What is required
Give the number of lines in the entries that contain "Laderegeln". State only the count.

————————

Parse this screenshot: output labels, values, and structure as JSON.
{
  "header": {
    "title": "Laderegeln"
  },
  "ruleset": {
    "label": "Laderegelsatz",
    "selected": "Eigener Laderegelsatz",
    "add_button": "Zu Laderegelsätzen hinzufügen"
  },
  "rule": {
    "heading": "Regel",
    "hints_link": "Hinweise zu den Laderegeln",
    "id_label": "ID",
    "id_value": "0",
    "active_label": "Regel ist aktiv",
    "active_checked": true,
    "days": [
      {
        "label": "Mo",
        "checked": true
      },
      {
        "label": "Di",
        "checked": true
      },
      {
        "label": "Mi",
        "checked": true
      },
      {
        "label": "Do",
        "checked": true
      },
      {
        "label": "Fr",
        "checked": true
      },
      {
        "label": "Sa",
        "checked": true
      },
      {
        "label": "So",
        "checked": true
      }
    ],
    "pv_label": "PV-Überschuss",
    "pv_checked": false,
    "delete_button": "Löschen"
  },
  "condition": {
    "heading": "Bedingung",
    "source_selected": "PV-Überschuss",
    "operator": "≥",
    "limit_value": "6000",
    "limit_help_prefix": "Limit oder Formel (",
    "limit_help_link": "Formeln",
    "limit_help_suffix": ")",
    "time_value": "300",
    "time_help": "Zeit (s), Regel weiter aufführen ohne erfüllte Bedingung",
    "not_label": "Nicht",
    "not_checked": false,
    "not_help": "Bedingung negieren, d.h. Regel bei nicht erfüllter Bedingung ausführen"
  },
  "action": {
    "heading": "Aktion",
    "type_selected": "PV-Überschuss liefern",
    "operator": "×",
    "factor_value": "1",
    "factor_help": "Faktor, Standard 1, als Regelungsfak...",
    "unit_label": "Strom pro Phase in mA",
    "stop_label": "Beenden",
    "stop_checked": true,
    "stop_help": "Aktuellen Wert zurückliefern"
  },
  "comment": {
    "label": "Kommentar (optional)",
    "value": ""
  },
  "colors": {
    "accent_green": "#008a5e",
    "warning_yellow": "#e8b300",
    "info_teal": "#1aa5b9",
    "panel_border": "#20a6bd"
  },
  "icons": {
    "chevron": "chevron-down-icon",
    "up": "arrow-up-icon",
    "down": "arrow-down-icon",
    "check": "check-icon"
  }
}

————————

Output of the task
2